Tennyson Down is between the Needles and the Freshwater Bay and worth a stroll.  By the coast of Freshwater Bay, you will find the Dimbola Lodge (Terrace Lane, +44 1983 756814, £4) which was the house of photographer Julia Margaret Cameron, and now houses exhibits and a gallery of her own work, with a nice bookstore and a vegetarian restaurant.

Hotels
A
good base for visiting Alum Bay and The Needles is the town of Yarmouth, in the north-east of the Isle of Wight.  Here are a a few hotels:

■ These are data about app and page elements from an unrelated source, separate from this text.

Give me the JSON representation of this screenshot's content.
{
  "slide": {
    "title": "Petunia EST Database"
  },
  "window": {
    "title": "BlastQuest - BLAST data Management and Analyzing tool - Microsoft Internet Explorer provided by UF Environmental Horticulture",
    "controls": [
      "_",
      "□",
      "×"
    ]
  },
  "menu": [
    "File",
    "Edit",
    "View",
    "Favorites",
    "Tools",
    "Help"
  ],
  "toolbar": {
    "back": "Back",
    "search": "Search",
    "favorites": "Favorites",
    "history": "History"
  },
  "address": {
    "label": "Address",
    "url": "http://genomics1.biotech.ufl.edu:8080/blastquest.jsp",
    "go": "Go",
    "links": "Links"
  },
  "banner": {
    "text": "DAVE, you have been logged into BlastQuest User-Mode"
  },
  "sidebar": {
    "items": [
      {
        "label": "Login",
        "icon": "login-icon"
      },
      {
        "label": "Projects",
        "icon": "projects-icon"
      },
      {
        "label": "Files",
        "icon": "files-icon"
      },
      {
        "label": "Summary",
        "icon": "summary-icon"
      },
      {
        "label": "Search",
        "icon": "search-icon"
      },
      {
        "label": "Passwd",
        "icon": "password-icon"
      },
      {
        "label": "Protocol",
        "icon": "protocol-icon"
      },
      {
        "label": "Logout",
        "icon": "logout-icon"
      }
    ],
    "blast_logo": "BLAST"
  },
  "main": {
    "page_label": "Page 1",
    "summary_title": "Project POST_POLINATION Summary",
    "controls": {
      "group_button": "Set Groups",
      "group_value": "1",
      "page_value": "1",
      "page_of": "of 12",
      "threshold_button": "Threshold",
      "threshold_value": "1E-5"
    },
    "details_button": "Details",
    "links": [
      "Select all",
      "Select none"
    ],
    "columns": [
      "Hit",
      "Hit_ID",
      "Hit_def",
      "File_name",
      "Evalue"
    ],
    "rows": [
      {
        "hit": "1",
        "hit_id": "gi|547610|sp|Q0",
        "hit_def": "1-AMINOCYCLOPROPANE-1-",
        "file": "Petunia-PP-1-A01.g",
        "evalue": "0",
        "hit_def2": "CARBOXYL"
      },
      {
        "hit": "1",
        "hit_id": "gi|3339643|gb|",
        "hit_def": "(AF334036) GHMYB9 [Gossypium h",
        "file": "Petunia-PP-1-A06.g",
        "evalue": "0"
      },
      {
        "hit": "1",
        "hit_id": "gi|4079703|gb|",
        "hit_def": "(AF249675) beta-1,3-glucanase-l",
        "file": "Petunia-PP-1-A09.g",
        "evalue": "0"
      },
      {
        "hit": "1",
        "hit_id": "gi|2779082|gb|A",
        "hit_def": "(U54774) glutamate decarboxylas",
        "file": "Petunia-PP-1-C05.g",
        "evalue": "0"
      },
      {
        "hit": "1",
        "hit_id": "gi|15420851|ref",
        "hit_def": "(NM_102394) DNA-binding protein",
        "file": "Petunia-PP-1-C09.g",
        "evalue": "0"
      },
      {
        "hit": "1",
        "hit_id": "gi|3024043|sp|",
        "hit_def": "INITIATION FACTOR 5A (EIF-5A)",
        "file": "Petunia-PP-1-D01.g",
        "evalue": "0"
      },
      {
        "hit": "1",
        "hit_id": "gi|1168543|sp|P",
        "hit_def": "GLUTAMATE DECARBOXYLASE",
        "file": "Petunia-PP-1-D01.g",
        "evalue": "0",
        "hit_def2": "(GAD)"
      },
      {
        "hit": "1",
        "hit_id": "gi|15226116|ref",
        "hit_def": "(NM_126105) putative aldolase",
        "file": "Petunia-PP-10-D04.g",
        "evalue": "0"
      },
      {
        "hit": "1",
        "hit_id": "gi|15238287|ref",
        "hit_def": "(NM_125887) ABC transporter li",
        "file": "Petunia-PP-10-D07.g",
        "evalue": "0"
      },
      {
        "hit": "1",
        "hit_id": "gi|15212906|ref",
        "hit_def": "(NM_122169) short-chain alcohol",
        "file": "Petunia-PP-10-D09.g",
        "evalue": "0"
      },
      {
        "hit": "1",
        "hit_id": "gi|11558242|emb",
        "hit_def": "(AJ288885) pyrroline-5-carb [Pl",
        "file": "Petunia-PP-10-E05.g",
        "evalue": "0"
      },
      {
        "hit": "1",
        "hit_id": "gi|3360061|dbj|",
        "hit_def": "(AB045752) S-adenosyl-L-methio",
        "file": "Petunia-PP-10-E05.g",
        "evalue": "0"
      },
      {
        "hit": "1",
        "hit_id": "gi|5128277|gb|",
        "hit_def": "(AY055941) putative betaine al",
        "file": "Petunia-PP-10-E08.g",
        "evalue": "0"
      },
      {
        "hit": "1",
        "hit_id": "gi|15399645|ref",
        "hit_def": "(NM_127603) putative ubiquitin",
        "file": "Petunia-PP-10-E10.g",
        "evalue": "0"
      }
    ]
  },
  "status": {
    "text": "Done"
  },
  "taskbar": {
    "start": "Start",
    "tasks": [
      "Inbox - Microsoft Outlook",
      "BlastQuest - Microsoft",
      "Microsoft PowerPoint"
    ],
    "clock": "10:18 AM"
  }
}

Windrush Guesthouse (Wellow, +44 (0) 1983 761506, £28-54) is a little off-the-beaten path, tucked away in a farm, and it takes ten minutes to reach the centre.  But its location is also a plus if you would like a relaxing place to retire to, without the noise of the High Street to worry about.  The couple who runs the place are perfectly friendly yet professional, and they do not hover over their guests, making them feel right at home.  The rooms are great for families, large and comfortable.

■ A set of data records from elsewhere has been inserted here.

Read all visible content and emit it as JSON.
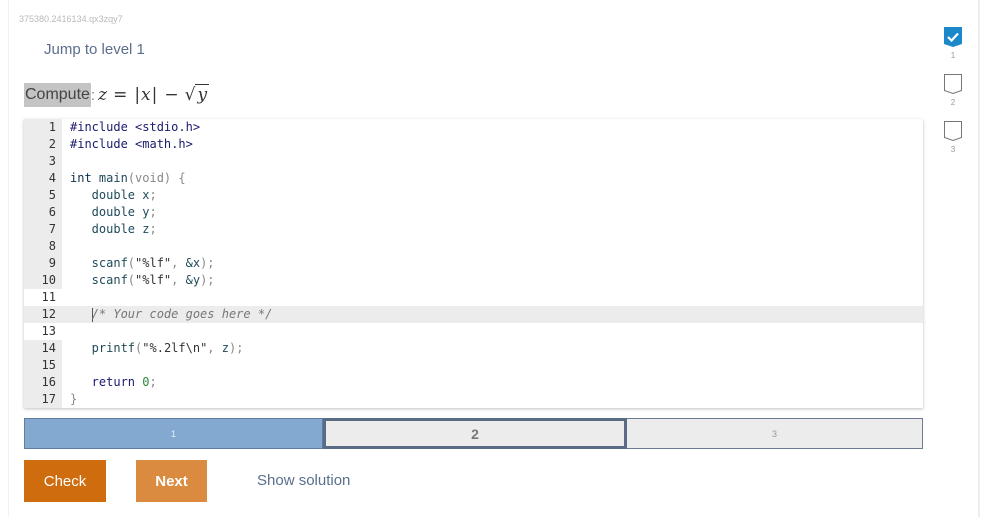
{
  "activity_id": "375380.2416134.qx3zqy7",
  "jump_link": "Jump to level 1",
  "prompt": {
    "label": "Compute",
    "colon": ":",
    "math": {
      "lhs": "z",
      "eq": "=",
      "abs_open": "|",
      "x": "x",
      "abs_close": "|",
      "minus": "−",
      "sqrt": "√",
      "y": "y"
    }
  },
  "editor": {
    "lines": [
      {
        "n": "1",
        "tokens": [
          {
            "t": "#include <stdio.h>",
            "c": "pre"
          }
        ]
      },
      {
        "n": "2",
        "tokens": [
          {
            "t": "#include <math.h>",
            "c": "pre"
          }
        ]
      },
      {
        "n": "3",
        "tokens": []
      },
      {
        "n": "4",
        "tokens": [
          {
            "t": "int",
            "c": "kw"
          },
          {
            "t": " main",
            "c": "fn"
          },
          {
            "t": "(void) {",
            "c": "punc"
          }
        ]
      },
      {
        "n": "5",
        "tokens": [
          {
            "t": "   double",
            "c": "type"
          },
          {
            "t": " x",
            "c": "fn"
          },
          {
            "t": ";",
            "c": "punc"
          }
        ]
      },
      {
        "n": "6",
        "tokens": [
          {
            "t": "   double",
            "c": "type"
          },
          {
            "t": " y",
            "c": "fn"
          },
          {
            "t": ";",
            "c": "punc"
          }
        ]
      },
      {
        "n": "7",
        "tokens": [
          {
            "t": "   double",
            "c": "type"
          },
          {
            "t": " z",
            "c": "fn"
          },
          {
            "t": ";",
            "c": "punc"
          }
        ]
      },
      {
        "n": "8",
        "tokens": []
      },
      {
        "n": "9",
        "tokens": [
          {
            "t": "   scanf",
            "c": "fn"
          },
          {
            "t": "(",
            "c": "punc"
          },
          {
            "t": "\"%lf\"",
            "c": "str"
          },
          {
            "t": ", ",
            "c": "punc"
          },
          {
            "t": "&x",
            "c": "fn"
          },
          {
            "t": ");",
            "c": "punc"
          }
        ]
      },
      {
        "n": "10",
        "tokens": [
          {
            "t": "   scanf",
            "c": "fn"
          },
          {
            "t": "(",
            "c": "punc"
          },
          {
            "t": "\"%lf\"",
            "c": "str"
          },
          {
            "t": ", ",
            "c": "punc"
          },
          {
            "t": "&y",
            "c": "fn"
          },
          {
            "t": ");",
            "c": "punc"
          }
        ]
      },
      {
        "n": "11",
        "tokens": [],
        "editable": true
      },
      {
        "n": "12",
        "tokens": [
          {
            "t": "   ",
            "c": "fn"
          },
          {
            "t": "|cursor|",
            "c": "cursor"
          },
          {
            "t": "/* Your code goes here */",
            "c": "comment"
          }
        ],
        "editable": true,
        "active": true
      },
      {
        "n": "13",
        "tokens": [],
        "editable": true
      },
      {
        "n": "14",
        "tokens": [
          {
            "t": "   printf",
            "c": "fn"
          },
          {
            "t": "(",
            "c": "punc"
          },
          {
            "t": "\"%.2lf\\n\"",
            "c": "str"
          },
          {
            "t": ", ",
            "c": "punc"
          },
          {
            "t": "z",
            "c": "fn"
          },
          {
            "t": ");",
            "c": "punc"
          }
        ]
      },
      {
        "n": "15",
        "tokens": []
      },
      {
        "n": "16",
        "tokens": [
          {
            "t": "   return",
            "c": "ret"
          },
          {
            "t": " ",
            "c": "fn"
          },
          {
            "t": "0",
            "c": "num"
          },
          {
            "t": ";",
            "c": "punc"
          }
        ]
      },
      {
        "n": "17",
        "tokens": [
          {
            "t": "}",
            "c": "punc"
          }
        ]
      }
    ]
  },
  "level_bar": {
    "levels": [
      {
        "label": "1",
        "state": "done"
      },
      {
        "label": "2",
        "state": "current"
      },
      {
        "label": "3",
        "state": "todo"
      }
    ]
  },
  "buttons": {
    "check": "Check",
    "next": "Next",
    "show_solution": "Show solution"
  },
  "side_levels": [
    {
      "label": "1",
      "state": "completed",
      "icon": "check-icon"
    },
    {
      "label": "2",
      "state": "incomplete",
      "icon": "empty-badge-icon"
    },
    {
      "label": "3",
      "state": "incomplete",
      "icon": "empty-badge-icon"
    }
  ],
  "colors": {
    "accent_blue": "#1c87c9",
    "check_button": "#cf6c0e",
    "next_button": "#da8b3f",
    "level_done": "#84a9d0",
    "level_current_border": "#5a6b86",
    "link": "#5a6e8c"
  }
}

The George Hotel (Quay St., +44 1983 760331, £137.50) is a handsome early eighteenth-century hotel that is very near to the sea.  The interiors are tastefully decorated, though some beds are uncomfortable, and some baths may appear neglected.  Ask for a room facing the sea instead of the High Street, for a peaceful stay. 


VentnorVentnor, located at the southern coast, is a Victorian seaside town lying at the foot of the highest point in the island, St. Boniface Down.  It is framed by the villages St. Lawrence to the west, and Bonchurch to the east.

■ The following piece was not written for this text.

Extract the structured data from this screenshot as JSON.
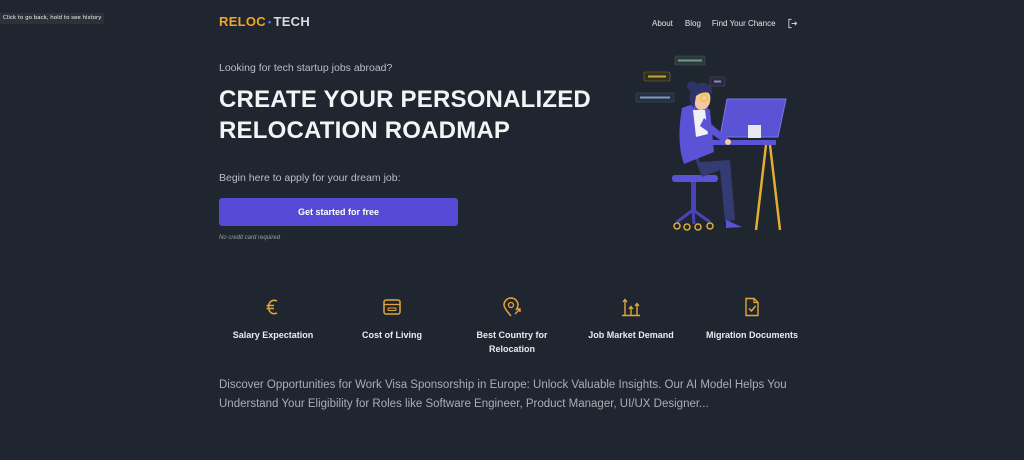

Sights
Ventor Botanic Gardens (Undercliff Drive, +44 1983 855397, free, except for Green House: £1).   During the Victorian era, physicians saw the mild subtropical climate of Ventnor as very beneficial to health, so the Royal National Hospital for Diseases of the Chest was born.  It has since been demolished, and in its place now stands the Ventnor Botanic Gardens.  The botanic garden uniquely houses species of plants that are deemed too sensitive for the typical English climate.  The town’s favourable weather has allowed the growth and cultivation of subtropical plants in the area.
  
Ventor Bay pathThe Ventnor Cascade is a waterfall crossed with a garden created during the Victorian times.  Its tumbling water ends at a paddling pool on the esplanade that children will surely enjoy.

Steephill Cove is a working port that has changed very little through the years.  It is a great w
 ay to get a glimpse into the daily lives of the locals hard at work here.

St. Boniface Down is accessible through a footpath that starts from the old railway station loc
 ated in Mitchell Avenue.  As it is the highest point in town and  the rest of the island, it affords great views of the town and its bay.


Appuldurcombe House falcon Flickr Peter G TrimmingThe ruins of the Appuldurcombe House (Wroxall,+44 1983852484, £3.25) is now a shell of what it once was during its heyday—a grandiose Baroque mansion, the most majestic of its kind in the island.  Its surrounding gardens were even landscaped by Capability Brown.  Nowadays, a part of the house has been refurbished, and the whole exterior has been restored.  The site also houses an owl and falconry centre at which you are encouraged to try your photography skills.  Finally, it is reportedly one of the most haunted houses on the island as well, so enter at your own risk.

Undercliff and St. Catherine's Point.   Traverse the Undercliff which begins at the village of St. Lawrence to its most southern part, St. Catherine’s Point, which has a working modern lighthouse(near Niton, +44 1983 855069, £3).  At nearby St. Catherine Hill, you will find the “Pepper Pot” or St. Catherine’s Oratory, the oldest medieval stone lighthouse in Britain. 

What used to be a landscaped garden in the 1800s has turned into the Blackgang Chine Amusement Park (near Ventnor, +44 1983 730330, £9.95). The theme park is divided into sections, and you will get value for your money if the kids you are with are willing to try out many of the rides.